__Activity__. The output should be all lines of the entries below in which the word "lowercase" occurs.

__Data in this exercise__.
/---

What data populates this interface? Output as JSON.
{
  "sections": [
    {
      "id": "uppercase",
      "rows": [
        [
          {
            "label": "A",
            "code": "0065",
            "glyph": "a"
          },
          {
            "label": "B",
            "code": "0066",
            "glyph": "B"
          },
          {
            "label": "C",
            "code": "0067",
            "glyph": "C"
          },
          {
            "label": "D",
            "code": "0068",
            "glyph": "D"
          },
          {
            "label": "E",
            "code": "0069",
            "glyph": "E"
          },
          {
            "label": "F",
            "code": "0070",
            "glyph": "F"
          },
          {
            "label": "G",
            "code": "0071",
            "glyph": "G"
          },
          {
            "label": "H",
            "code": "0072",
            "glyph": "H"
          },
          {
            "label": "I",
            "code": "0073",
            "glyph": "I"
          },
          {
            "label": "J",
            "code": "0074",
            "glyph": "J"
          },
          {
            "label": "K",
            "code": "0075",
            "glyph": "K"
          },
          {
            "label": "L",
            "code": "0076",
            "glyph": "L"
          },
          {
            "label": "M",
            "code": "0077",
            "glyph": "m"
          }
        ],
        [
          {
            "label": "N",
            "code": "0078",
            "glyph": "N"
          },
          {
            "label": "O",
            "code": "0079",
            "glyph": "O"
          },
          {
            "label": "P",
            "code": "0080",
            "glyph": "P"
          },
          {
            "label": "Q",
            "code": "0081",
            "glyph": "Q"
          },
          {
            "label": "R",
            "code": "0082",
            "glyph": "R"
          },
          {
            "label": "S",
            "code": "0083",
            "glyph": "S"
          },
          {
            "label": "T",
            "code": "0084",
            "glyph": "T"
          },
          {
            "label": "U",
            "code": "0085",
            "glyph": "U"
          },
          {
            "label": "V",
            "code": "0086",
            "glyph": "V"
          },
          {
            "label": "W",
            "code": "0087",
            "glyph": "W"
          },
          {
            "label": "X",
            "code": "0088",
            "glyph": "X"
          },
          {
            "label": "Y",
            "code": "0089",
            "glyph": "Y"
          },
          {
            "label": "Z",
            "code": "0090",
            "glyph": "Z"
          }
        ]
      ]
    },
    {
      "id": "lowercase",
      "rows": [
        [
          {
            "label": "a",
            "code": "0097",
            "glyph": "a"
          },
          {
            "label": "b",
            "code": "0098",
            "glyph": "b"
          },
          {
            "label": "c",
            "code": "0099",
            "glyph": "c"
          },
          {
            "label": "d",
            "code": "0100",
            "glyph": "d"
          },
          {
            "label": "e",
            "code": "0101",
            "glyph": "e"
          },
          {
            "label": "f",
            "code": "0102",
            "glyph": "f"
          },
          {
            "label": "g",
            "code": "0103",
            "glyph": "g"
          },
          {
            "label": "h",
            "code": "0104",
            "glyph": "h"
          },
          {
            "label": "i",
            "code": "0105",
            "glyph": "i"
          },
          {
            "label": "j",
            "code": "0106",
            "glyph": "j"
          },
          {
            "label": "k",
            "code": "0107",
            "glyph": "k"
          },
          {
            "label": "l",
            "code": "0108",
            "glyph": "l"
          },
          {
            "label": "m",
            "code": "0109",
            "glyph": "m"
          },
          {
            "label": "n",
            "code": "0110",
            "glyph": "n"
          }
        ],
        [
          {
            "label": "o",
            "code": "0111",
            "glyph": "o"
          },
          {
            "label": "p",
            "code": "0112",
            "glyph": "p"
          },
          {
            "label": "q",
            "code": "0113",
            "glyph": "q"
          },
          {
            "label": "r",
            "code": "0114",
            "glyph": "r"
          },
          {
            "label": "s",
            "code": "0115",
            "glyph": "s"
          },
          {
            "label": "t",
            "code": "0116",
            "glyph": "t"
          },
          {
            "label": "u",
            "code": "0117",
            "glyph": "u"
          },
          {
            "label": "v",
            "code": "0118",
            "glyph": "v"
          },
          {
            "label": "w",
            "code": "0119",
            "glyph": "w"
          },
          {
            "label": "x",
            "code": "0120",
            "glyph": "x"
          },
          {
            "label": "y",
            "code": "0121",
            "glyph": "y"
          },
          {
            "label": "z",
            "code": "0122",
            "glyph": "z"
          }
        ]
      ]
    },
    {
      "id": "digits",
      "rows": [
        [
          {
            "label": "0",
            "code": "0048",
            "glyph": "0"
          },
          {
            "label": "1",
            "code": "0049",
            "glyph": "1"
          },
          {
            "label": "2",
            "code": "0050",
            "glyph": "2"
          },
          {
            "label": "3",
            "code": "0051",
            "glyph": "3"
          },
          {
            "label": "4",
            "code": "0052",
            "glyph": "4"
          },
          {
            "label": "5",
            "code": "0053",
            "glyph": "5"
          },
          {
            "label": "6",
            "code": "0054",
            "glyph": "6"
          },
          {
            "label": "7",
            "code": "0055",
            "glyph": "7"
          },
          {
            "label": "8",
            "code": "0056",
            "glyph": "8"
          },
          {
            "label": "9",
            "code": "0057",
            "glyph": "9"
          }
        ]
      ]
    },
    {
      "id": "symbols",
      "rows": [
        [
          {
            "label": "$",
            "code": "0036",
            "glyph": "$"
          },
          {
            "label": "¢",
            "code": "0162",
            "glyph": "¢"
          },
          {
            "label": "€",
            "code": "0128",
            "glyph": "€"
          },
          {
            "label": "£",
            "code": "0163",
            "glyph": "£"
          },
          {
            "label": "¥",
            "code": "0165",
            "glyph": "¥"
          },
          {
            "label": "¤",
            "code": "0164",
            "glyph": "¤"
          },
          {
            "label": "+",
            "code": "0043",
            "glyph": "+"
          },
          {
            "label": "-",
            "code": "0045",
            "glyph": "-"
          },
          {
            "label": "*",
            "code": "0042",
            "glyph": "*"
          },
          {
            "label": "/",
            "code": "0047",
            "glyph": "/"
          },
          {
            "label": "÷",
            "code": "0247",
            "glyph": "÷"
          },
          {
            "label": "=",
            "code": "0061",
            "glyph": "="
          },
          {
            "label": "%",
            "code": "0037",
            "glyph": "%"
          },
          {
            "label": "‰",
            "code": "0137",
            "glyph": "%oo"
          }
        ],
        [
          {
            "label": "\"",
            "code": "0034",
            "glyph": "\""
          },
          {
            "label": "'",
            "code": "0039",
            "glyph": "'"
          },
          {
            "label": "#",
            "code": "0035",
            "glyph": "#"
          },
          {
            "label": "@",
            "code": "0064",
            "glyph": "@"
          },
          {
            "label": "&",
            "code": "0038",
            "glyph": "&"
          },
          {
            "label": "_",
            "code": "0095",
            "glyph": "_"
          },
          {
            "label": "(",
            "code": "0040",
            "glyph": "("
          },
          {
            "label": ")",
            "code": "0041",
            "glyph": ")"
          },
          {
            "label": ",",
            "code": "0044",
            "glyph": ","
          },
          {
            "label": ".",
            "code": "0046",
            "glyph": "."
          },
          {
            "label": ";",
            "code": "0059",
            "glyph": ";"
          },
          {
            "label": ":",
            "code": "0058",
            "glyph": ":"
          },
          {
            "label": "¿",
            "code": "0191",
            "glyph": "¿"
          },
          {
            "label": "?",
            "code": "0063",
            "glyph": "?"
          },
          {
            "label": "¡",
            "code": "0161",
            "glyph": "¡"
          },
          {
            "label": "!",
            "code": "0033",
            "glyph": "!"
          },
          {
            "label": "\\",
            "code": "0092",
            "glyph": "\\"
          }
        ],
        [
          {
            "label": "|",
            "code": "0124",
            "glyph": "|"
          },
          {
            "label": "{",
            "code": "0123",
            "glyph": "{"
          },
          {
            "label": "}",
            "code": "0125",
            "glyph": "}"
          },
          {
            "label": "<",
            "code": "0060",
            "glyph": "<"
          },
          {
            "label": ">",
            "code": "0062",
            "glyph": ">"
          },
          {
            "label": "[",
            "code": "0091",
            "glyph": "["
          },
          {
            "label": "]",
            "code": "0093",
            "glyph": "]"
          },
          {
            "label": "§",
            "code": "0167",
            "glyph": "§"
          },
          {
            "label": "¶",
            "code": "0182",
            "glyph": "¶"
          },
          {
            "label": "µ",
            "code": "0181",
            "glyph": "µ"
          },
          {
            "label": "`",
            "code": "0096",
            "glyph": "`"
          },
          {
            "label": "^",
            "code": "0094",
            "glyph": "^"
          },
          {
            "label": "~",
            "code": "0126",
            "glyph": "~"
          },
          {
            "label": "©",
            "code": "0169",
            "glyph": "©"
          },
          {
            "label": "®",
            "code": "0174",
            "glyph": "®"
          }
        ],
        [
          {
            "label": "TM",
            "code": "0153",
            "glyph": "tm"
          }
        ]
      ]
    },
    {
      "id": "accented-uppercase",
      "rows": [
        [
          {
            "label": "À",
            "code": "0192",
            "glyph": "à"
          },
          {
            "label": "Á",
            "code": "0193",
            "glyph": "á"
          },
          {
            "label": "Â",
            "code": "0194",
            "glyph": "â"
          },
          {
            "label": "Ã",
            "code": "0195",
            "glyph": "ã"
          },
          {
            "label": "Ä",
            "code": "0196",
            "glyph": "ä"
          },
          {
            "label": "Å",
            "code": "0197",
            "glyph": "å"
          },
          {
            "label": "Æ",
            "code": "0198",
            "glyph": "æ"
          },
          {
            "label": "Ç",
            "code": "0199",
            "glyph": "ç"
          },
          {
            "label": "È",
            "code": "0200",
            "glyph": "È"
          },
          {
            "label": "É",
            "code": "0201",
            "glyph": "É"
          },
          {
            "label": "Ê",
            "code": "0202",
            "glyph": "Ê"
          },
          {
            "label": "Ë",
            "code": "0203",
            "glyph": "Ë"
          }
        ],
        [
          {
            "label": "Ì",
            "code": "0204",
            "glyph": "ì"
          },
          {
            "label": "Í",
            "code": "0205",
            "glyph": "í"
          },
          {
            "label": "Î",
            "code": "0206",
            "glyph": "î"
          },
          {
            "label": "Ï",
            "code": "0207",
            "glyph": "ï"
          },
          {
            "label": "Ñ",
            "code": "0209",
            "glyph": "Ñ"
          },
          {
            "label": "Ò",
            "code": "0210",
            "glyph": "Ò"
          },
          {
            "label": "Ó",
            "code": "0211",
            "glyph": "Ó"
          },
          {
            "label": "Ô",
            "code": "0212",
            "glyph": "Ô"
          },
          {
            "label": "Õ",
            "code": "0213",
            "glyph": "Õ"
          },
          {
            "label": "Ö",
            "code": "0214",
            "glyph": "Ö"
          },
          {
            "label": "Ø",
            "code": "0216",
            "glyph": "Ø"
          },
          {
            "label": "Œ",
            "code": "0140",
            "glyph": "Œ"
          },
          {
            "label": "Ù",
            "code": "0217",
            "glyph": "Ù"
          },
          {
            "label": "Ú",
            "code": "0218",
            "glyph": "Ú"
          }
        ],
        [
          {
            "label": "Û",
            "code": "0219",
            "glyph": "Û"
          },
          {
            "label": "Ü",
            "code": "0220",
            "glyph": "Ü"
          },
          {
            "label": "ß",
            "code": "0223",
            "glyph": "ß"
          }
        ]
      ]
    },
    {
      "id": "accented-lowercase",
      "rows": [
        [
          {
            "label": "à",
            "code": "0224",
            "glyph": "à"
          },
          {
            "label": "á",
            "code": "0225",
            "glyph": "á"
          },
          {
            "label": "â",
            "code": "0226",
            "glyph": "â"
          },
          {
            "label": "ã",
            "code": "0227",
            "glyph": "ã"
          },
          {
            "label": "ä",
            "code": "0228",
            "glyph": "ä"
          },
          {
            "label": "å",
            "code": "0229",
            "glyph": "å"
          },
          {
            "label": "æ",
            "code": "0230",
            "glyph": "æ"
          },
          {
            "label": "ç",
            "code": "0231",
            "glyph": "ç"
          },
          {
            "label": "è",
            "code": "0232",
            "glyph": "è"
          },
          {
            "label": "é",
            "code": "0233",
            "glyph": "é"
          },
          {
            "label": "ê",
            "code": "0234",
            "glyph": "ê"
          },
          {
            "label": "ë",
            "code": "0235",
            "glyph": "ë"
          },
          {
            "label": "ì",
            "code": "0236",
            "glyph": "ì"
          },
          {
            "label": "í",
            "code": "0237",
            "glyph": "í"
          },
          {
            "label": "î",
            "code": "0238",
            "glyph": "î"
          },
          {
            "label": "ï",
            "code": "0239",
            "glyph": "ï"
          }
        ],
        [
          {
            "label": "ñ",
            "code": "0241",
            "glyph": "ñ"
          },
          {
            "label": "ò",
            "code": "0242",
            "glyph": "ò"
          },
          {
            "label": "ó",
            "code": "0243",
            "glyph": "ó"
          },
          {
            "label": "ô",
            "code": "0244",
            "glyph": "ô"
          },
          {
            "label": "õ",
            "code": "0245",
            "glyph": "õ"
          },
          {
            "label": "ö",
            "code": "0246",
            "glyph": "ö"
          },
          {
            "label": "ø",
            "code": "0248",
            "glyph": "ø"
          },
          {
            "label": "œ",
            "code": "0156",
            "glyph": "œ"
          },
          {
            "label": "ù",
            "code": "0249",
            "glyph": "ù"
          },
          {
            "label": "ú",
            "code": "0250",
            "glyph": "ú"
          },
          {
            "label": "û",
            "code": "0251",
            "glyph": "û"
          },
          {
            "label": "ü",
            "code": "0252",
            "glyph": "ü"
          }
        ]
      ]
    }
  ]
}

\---

__Result__.
      "id": "lowercase",
      "id": "accented-lowercase",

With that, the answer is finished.